Page 65 - Volume 6 - Issue 1 - DBU Journal for K-12 Educational Leadership

Journal of K-12 Educational Research 63 PERCEPTIONS OF THE IMPACT OF INSTRUCTIONAL COACHING ON ONE NORTH TEXAS MIDDLE SCHOOL CAMPUS Sarah Thornton Balarin, EdD Journal of K-12 Educational Research 2022 VOL. 6, ISSUE 1 Introduction With the increasing demands of accountability placed on school administrators, districts are being forced to re-examine the roles of teacher leaders in classroom instruction and overall student learning. Teacher leaders today are increasingly chosen because of their own effectiveness in the classroom. Effective teachers are encouraged to take on leadership roles to help other teachers become more effective. Teachers are being asked to work with professional learning communities (PLCs), analyze data to improve instruction, be reflective of their practices, and share their reflections with the teachers around them in order to create growth for their teams of teaching colleagues (Valdez & Broin, 2015). Although some are incredibly eager to take on a new role, others are left feeling inadequate and lacking the proper training to take this on. Teacher leaders require coaching and support to be effective in their leadership of campus policies, supporting other teachers, and carrying out the school’s vision. The participating district in the current study implemented instructional coaching in 2016 in hopes to support teachers. The positions of instructional coaches were filled only with internal candidates and without a system in place to develop the instructional coaches and define their roles.

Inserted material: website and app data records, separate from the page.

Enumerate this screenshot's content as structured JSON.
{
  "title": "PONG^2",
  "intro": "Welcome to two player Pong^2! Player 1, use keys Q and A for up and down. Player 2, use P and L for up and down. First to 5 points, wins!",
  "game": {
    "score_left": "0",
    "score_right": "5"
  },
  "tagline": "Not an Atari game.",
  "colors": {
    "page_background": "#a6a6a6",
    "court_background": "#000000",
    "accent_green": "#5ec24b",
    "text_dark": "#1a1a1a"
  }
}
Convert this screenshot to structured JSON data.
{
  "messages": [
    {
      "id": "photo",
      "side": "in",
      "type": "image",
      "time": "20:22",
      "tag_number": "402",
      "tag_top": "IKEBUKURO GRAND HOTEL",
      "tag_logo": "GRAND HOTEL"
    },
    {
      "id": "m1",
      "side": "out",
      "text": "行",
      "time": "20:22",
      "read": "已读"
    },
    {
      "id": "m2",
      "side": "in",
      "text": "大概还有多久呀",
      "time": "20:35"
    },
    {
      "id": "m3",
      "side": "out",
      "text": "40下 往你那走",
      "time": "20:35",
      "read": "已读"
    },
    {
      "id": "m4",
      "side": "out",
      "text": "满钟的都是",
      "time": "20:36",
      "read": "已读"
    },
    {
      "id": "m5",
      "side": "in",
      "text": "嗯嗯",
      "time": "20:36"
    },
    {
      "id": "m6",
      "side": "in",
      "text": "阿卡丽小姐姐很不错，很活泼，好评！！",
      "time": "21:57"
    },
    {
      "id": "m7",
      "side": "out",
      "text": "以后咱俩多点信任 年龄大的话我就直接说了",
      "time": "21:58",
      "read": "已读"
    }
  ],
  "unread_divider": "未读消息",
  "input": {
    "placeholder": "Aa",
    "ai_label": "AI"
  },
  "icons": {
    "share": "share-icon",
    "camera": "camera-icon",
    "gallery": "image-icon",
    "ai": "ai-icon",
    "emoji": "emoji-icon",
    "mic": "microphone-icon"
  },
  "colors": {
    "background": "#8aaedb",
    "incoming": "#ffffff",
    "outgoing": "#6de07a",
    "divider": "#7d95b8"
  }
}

The instructional coaches were in their new roles for a very short time before they realized and expressed that they needed more training explicitly focused on leadership principles. A leadership development group was developed at one campus in the District to address the gap between expectations of teacher leadership behaviors and their leadership capacity at that time. The leadership development group focused their learning on book study, role play, modeling, and job embedded professional learning. Problem and Purpose Teacher leadership is widely referred to but poorly defined in the literature. School leaders lack common expectations for how these teacher leaders should behave or where exactly they fit into campus operations, decision making, and climate and culture development. Strategies for the leadership development of teachers with unique needs are nearly non-existent (Valdez & Broin, 2015). Because of the lack of consistency in their leadership development and administrators who may not be trained to develop other leaders, these teacher leaders are given little guidance and often underutilized. The purpose of the current study was to understand participants’ perceptions of the experiences they had as instructional coaches being coached explicitly on leadership as part of a leadership development group, and how their experience impacted their leadership. Additionally, the purpose of the current study was to understand the perceptions of teachers concerning how the development of instructional coaches impacted campus culture and climate. The current study included a close examination of the perceptions of instructional coaches as well as those teachers impacted by their leadership.